The Head of Communications at the Ministry of Energy, Nana Damoah, has dared Members of the Minority side in Parliament to sue the Ghana National Petroleum Corporation (GNPC) for allegedly condoning illegality by procuring loans without parliamentary approval.
Mr. Damoah threw the challenge in response to former deputy Minister of Power, John Jinapor’s claim that the GNPC between 2017 and 2019 procured loans amounting to US$1 billion without Parliament’s approval.
“It is sad to note that the GNPC which was well-positioned and better resourced to serve the national interest before we left office has been saddled with huge debts due to mismanagement and high levels of opacity that has characterized the corporation. Available records prove that total guarantees and loans procured by GNPC between 2017 and 2019 have risen sharply to about US$1 billion. Even more worrying is the fact that these gargantuan loans have been contracted without the requisite parliamentary approval in contravention of the PFMA 921,” Mr. Jinapor said when he addressed a forum organised by the National Democratic Congress on Wednesday.
Speaking on Eyewitness News, however, Mr. Damoah asked the Minority to sue the GNPC if it was indeed convinced that the Corporation by-passed Parliament in procuring these loans.
“This is entirely absurd and again let me put out these facts. In this country, as we stand, if indeed GNPC has been allowed to borrow $1 billion without parliamentary approval then as parliamentarians they sit down and let this go on then it tells you the kind of parliamentarians that we have.”
“The fact that they are Members of Parliament, they make a claim that these loans did not even come to Parliament as they should have. Nothing stops them from going to court and asking the Supreme Court to declare that GNPC has condoned an illegality. If you haven’t done this and you mount political platforms to make allegations then it is needless.”
Mr. Jinapor also alleged that Ghana’s energy sector is struggling due to a GH¢15 billion debt.
He blamed the prevailing situation on the mismanagement of the sector by the current administration.
“There are two kinds of leaders today; a visionary one, a quiet one who thinks of Ghana’s tomorrow, and a very loud, robust one who makes a lot of noise but does very little for us. That is what we face as a country. And like I said, the investments we [the NDC] made, if the current administration had sustained that path and continued on those programs and projects, Ghana would have been moving forward than we are today,” he said.
“The Ghana Gas Company built at a cost of over US$1 billion despite all these savings, today is indebted to the tune of about US$1billion. If you add what ECG is adding to it and you do the analysis within three years in the energy sector alone, you’re talking of a debt of about GH¢15 billion and that is not part of the national debt. There’s been a deliberate, consistent approach to take all these figures off the national accounting system and so they present to you a certain figure as our national debt but when you look at the contingent liabilities, they are very serious.”
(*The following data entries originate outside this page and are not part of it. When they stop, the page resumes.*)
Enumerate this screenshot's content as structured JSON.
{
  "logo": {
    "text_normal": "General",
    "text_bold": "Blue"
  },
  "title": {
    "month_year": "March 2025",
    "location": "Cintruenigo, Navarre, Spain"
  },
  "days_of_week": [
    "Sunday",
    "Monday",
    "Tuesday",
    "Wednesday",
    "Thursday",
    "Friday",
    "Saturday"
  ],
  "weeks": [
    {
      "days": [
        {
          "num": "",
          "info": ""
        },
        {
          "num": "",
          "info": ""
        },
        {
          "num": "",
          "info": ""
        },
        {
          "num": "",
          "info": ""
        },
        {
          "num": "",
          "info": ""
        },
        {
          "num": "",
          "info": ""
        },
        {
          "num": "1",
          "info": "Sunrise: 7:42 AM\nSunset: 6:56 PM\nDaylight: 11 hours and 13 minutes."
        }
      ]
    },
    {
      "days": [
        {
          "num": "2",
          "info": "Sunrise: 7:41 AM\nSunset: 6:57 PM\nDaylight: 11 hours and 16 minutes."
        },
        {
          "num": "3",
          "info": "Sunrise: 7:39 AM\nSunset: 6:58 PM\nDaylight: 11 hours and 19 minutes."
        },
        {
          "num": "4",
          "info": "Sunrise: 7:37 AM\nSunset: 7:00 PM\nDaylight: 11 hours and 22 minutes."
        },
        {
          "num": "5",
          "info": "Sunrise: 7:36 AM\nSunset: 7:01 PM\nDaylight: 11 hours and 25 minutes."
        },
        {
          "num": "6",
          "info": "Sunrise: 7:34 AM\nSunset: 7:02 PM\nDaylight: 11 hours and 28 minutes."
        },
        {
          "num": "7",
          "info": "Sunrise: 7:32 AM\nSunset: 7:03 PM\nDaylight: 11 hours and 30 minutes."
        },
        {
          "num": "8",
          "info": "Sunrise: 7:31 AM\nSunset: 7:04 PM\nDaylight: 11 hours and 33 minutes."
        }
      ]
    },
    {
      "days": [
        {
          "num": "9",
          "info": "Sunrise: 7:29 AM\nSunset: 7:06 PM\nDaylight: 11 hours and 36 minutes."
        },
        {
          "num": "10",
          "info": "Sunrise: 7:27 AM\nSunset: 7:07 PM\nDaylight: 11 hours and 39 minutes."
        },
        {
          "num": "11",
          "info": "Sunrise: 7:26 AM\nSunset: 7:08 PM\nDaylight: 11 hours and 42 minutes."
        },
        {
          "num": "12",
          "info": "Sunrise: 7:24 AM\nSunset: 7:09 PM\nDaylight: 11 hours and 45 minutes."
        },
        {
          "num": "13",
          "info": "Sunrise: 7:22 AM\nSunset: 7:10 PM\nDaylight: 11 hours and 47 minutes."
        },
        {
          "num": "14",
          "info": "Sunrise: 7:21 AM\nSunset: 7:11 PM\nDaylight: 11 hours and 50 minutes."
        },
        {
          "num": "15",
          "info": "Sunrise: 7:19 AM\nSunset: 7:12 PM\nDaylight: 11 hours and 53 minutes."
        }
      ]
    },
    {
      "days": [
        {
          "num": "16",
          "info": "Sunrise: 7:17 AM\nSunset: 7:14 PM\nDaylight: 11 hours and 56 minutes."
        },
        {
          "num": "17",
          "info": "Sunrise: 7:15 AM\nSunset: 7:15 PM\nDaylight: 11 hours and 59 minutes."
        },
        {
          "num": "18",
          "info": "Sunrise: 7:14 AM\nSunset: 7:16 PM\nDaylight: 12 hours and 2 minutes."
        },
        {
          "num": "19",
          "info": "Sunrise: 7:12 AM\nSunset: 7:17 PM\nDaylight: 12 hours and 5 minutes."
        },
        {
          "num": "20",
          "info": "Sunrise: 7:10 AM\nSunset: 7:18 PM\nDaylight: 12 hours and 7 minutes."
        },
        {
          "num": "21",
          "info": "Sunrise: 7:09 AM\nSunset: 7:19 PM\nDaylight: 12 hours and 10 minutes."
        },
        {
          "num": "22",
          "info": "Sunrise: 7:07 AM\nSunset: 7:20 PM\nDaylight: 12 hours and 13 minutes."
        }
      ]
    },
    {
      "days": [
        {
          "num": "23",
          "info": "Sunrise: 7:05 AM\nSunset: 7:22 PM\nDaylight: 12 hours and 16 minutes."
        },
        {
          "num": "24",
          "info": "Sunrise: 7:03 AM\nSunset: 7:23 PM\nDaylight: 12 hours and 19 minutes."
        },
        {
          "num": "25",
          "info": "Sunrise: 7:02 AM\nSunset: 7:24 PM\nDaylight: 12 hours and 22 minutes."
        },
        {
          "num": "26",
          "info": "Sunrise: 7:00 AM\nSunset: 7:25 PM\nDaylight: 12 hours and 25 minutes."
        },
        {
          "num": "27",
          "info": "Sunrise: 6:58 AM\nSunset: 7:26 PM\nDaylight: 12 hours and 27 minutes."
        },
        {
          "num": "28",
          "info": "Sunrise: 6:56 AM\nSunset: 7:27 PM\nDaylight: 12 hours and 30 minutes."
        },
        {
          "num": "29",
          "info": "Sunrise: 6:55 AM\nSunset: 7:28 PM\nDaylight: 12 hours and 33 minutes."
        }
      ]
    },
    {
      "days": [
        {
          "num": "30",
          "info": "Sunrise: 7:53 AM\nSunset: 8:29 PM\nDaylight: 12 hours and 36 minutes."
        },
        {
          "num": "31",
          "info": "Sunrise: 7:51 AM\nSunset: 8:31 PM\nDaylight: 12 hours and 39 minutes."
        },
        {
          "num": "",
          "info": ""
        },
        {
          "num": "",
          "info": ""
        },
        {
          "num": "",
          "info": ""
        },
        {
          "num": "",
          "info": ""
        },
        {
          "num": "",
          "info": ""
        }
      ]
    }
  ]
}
Mr. Damoh in a rebuttal, however, indicated that the Energy Sector is doing well despite the gloomy picture painted by the National Democratic Congress about the Sector.
“They have been saying these things since 2017. I remember that in 2018, they gave an exact date that the entire Energy Sector of this country was going to collapse by that specific date.
“Someway, somehow, despite all the debt singing that the people of Ghana have to endure, we are here and the Energy Sector has not collapsed. Despite the gloom that has been painted about the Energy Sector, someway, somehow, the country’s energy sector is functioning and we are doing well.